Reactive Oxygen Species
Oxygen is used by a great variety of organisms as a means for producing energy. The redox potential of the oxygen-water couple is 1.229 Volts, meaning that a relatively large amount of energy is released during the 4 electron reduction which converts O2 to H2O. The incorporation of this reaction into cellular metabolism was an enabling step on the evolutionary path to higher organisms. However, harnessing this new resource came at a cost—the intermediates produced during the reduction of molecular oxygen are all highly reactive and pose risks to the cells that use this pathway. The intermediates of Oxygen are shown below:
The first reduction product of oxygen is the superoxide radical (O2-). Carrying an unpaired electron, superoxide is a potent oxidizing agent. It has been found to react with numerous cellular structures, such as iron-sulfur clusters, unsaturated lipids, and nucleic acids. Superoxide can also cause biological damage by acting as a reductant, as in the Fenton reaction described below.
Reduction of superoxide yields hydrogen peroxide (H2O2) . Hydrogen peroxide is also a powerful oxidant and is commonly used in first aid as a biocide to cleanse wounds, or in high concentrations as a bleaching agent. While superoxide carries a charge—and is thus unable to freely cross biological membranes—H2O2 is uncharged, and can diffuse across membranes as easily as water. Hydrogen peroxide is also more stable than superoxide, and can diffuse through a cell or tissue, causing damage at a distance from its point of origin.
In the presence of catalytic amounts of iron, superoxide and hydrogen peroxide can react to produce hydroxyl radical (OH.).
Hydroxyl radical is one of the most potent oxidizing agents known. It is too reactive to diffuse far in a cellular environment rich in targets for oxidation. It is thought to cause damage in the vicinity of iron centers or other sites containing bound iron.
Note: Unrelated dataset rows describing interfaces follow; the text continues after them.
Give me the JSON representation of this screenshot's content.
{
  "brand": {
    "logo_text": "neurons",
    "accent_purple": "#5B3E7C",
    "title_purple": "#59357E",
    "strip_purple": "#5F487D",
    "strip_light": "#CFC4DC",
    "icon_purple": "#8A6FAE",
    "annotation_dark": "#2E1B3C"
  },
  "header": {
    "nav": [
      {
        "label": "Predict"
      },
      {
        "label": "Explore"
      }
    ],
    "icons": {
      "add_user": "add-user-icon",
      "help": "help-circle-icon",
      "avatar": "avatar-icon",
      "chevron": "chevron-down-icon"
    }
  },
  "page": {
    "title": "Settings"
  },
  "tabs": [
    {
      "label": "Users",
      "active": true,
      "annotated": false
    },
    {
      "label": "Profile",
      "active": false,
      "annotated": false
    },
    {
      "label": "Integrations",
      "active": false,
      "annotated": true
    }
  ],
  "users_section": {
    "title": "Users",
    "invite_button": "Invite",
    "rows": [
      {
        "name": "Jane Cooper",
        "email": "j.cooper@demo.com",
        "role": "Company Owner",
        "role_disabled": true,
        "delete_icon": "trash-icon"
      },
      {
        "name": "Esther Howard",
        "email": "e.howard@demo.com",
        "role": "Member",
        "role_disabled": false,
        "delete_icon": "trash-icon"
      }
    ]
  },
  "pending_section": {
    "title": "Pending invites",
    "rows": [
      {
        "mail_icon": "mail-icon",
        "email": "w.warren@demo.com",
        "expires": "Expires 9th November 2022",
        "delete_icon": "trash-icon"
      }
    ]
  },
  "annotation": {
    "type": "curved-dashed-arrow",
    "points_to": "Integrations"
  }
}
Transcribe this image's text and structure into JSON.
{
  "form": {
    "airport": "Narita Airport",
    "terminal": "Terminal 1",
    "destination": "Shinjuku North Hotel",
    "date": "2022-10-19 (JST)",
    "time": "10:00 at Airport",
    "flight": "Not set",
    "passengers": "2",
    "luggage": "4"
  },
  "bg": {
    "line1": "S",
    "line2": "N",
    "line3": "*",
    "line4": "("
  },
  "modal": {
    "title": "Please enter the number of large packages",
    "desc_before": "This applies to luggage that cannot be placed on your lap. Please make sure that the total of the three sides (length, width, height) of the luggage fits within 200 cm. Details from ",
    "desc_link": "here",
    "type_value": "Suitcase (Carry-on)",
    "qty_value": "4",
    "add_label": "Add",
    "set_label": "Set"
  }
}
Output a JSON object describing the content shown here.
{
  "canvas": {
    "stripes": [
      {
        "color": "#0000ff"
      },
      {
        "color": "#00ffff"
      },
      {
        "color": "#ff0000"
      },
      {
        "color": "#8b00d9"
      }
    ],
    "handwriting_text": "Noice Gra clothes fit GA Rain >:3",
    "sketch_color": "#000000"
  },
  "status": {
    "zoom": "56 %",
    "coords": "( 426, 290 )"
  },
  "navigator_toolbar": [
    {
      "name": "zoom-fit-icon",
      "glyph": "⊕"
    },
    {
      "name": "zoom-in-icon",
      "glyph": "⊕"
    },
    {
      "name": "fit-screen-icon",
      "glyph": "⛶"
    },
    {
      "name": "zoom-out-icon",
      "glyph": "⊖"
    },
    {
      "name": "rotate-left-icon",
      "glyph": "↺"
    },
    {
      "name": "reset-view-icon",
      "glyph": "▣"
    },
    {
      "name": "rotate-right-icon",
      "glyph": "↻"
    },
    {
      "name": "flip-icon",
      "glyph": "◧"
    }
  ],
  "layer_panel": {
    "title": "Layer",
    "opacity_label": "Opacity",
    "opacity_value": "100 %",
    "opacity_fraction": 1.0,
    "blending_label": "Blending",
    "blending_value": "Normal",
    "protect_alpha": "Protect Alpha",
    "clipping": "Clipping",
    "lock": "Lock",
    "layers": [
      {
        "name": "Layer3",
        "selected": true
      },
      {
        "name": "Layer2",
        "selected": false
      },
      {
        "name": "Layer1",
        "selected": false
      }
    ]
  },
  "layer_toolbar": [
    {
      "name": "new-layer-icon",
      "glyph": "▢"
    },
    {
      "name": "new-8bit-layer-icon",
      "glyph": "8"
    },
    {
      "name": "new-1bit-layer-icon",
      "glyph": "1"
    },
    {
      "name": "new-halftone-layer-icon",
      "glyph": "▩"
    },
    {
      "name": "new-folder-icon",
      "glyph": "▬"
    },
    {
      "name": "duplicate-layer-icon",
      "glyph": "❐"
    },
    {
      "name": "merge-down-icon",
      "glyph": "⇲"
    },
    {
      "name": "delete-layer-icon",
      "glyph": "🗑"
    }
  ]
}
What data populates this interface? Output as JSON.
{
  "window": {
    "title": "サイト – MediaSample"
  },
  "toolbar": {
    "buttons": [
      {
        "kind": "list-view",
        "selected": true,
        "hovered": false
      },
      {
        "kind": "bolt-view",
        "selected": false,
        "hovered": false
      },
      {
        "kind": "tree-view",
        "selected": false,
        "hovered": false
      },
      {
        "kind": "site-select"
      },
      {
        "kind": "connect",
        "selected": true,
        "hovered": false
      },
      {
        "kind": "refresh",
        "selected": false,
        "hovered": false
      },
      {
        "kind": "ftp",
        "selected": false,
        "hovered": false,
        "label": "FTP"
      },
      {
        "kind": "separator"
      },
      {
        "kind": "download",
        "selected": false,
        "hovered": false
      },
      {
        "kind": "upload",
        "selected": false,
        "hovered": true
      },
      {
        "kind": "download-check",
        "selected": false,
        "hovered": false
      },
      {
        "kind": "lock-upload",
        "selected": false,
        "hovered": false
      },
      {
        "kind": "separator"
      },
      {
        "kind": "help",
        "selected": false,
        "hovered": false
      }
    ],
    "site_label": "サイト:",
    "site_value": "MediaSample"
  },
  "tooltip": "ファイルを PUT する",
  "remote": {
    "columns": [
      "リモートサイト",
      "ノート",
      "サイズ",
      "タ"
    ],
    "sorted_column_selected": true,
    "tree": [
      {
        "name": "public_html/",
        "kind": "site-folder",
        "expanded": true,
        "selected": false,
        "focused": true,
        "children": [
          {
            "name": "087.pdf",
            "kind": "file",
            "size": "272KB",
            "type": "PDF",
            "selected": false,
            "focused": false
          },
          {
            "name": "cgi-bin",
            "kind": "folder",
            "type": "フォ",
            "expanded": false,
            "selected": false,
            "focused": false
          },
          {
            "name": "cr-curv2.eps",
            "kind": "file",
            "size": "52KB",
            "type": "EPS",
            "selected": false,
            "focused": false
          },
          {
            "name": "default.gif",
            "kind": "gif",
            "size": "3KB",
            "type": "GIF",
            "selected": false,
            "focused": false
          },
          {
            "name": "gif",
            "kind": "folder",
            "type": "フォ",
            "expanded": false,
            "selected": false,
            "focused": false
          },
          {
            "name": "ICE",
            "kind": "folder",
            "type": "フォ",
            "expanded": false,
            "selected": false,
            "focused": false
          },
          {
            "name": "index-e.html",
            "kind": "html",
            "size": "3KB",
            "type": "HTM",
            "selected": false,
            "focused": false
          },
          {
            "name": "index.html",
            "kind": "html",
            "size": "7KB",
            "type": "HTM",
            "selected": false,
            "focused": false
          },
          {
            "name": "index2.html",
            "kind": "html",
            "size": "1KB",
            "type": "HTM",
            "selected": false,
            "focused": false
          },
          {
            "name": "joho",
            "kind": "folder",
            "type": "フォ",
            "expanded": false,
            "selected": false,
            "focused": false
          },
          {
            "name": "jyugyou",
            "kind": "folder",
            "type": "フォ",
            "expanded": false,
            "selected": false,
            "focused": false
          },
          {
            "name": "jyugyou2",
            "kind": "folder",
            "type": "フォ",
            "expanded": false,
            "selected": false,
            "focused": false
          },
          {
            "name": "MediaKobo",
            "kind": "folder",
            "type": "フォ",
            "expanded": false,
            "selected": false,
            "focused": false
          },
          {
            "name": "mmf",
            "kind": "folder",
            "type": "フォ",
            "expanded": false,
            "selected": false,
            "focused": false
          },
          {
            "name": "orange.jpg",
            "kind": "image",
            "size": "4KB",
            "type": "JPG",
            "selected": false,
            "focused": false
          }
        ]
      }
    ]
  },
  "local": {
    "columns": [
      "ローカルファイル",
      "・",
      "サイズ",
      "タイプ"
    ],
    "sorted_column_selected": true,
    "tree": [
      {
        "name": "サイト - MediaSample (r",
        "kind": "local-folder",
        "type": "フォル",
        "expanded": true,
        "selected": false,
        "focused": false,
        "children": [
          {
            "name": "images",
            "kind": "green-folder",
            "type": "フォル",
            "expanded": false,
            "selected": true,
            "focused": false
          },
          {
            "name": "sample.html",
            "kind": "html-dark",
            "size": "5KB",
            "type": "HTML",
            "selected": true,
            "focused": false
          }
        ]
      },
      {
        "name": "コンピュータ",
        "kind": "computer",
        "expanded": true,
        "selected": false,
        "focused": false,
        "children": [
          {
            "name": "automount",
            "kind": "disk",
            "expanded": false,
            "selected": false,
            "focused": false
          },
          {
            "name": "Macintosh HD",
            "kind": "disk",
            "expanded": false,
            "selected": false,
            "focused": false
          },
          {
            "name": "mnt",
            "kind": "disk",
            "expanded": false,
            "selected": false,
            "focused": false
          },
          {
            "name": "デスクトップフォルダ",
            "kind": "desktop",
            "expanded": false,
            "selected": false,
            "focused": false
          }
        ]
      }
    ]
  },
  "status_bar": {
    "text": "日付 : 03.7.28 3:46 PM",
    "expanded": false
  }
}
Oxidation by hydroxyl radical results in the concommitant reduction of the radical to water:
where X is the molecule oxidized by hydroxyl radical.
NEXT TOPIC: Superoxide Detection